_Your objective_.
Records follow. Copy every line with "hours".

Extracted data entries
⟨
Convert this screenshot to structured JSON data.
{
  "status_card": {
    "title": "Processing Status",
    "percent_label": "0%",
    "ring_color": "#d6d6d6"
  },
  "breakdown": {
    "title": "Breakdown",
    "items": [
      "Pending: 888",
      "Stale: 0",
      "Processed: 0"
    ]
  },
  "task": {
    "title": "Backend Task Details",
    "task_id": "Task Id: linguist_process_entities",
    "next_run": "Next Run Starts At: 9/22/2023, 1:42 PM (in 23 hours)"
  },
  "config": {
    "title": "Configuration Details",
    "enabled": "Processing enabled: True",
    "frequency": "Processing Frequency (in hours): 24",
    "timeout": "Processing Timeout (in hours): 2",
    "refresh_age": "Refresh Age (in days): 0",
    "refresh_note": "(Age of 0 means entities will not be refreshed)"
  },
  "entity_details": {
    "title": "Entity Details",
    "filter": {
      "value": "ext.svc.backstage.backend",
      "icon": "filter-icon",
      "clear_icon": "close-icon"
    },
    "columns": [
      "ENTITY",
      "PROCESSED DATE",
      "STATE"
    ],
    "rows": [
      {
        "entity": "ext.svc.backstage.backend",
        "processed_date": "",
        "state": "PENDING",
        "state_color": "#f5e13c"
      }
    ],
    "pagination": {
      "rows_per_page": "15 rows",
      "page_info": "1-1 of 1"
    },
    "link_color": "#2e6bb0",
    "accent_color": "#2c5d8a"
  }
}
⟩
_Problem solution_.
    "next_run": "Next Run Starts At: 9/22/2023, 1:42 PM (in 23 hours)"
    "frequency": "Processing Frequency (in hours): 24",
    "timeout": "Processing Timeout (in hours): 2",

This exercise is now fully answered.